### Task
Copy out every line from the records that includes "arrow".

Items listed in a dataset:
BEGIN

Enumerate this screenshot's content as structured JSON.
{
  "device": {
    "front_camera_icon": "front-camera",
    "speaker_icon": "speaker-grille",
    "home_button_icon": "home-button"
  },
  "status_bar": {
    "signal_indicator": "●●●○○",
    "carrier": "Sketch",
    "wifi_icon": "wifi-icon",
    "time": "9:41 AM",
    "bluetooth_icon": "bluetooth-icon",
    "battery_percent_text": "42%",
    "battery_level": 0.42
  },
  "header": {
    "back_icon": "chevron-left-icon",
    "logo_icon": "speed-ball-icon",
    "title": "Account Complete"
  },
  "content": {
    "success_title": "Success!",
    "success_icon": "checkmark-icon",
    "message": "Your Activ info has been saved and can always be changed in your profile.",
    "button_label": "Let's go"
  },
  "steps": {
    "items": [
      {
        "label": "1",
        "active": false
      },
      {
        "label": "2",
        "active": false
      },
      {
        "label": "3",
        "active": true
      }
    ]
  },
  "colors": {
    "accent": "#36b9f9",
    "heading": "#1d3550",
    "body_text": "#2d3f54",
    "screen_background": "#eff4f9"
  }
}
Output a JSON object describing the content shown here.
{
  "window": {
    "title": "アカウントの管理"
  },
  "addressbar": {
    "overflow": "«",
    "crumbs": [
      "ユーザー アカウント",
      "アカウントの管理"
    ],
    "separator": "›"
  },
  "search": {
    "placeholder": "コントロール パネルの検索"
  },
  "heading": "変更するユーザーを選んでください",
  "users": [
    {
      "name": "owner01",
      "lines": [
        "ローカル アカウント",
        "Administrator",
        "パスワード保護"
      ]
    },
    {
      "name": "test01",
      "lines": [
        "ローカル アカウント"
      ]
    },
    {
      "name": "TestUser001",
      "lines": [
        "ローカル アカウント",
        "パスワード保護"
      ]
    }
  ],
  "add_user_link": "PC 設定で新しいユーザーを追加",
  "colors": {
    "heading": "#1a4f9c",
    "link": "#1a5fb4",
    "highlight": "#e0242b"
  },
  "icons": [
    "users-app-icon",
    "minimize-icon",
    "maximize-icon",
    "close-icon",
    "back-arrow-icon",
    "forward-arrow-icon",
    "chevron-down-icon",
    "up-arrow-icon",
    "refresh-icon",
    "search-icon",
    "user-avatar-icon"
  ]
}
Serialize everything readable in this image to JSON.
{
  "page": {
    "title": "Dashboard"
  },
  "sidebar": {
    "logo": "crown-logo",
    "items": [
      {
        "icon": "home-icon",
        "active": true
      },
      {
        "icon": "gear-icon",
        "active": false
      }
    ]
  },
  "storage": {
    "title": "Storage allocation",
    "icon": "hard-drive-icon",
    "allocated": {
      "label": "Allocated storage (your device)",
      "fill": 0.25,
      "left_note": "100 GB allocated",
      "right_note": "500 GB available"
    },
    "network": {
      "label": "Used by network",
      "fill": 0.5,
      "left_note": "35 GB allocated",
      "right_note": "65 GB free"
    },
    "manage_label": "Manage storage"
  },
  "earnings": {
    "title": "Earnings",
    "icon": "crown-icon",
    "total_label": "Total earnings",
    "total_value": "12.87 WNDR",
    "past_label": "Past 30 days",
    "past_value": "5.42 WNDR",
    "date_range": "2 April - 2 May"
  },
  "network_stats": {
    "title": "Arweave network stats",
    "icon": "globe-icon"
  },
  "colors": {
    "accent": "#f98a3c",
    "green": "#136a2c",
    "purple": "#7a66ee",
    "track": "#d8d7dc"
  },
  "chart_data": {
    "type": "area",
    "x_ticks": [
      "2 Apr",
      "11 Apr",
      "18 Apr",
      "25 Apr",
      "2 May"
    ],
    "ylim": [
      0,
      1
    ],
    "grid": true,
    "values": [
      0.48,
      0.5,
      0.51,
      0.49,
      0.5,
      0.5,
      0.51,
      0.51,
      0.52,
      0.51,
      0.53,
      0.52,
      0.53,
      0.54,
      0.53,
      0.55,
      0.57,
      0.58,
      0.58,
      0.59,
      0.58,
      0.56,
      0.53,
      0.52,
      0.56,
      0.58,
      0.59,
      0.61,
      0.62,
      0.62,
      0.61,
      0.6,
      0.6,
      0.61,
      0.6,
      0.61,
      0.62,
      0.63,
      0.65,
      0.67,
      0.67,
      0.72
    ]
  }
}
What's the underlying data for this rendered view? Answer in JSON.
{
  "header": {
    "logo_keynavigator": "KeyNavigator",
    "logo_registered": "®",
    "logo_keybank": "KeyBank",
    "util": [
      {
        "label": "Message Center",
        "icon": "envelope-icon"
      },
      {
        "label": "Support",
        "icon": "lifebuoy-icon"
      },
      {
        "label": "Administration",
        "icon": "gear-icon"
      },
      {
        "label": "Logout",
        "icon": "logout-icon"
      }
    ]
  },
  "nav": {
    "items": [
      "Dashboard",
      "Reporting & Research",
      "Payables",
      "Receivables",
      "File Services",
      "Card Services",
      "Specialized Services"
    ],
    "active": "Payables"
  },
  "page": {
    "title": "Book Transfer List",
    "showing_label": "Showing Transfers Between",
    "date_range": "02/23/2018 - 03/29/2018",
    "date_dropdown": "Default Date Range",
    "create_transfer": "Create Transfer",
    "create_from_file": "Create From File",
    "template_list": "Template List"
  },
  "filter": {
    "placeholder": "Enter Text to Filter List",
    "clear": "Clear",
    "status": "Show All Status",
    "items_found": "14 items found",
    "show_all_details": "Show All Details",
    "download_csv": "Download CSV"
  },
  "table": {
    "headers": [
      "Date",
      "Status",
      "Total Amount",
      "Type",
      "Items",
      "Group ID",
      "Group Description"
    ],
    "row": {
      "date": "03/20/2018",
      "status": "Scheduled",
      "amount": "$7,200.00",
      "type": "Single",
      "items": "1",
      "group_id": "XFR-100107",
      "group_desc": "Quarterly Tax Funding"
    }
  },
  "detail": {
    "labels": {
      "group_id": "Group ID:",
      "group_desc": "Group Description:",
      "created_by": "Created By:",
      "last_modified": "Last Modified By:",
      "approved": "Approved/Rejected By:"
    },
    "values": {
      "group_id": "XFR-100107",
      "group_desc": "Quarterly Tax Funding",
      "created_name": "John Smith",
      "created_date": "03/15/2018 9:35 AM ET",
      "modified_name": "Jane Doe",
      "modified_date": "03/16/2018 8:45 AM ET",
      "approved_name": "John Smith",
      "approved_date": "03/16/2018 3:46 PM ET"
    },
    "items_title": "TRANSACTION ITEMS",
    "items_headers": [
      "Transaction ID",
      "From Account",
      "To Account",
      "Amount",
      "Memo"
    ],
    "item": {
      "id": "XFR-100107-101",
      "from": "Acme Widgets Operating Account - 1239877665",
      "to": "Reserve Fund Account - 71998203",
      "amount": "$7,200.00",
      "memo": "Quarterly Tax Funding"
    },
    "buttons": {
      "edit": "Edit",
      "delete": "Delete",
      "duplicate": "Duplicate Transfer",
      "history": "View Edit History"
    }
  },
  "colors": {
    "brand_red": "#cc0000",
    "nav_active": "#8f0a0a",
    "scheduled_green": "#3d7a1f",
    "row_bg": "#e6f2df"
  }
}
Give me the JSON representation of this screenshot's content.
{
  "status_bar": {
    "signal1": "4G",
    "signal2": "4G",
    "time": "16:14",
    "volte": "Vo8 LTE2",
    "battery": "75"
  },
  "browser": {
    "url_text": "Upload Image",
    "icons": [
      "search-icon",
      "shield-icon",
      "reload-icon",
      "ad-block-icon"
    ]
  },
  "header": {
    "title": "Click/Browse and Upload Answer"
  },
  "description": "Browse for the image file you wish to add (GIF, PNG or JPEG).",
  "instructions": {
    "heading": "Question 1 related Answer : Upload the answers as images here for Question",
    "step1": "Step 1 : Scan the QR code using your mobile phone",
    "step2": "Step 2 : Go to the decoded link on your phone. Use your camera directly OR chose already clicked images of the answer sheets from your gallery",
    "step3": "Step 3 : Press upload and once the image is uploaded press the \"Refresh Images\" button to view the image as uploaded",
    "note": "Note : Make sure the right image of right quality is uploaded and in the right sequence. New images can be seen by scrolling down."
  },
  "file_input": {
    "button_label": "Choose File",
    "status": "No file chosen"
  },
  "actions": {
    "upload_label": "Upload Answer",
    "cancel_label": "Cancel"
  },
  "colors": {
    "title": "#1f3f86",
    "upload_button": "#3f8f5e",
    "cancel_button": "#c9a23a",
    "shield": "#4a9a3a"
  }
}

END

### Response area
    "back-arrow-icon",
    "forward-arrow-icon",
    "up-arrow-icon",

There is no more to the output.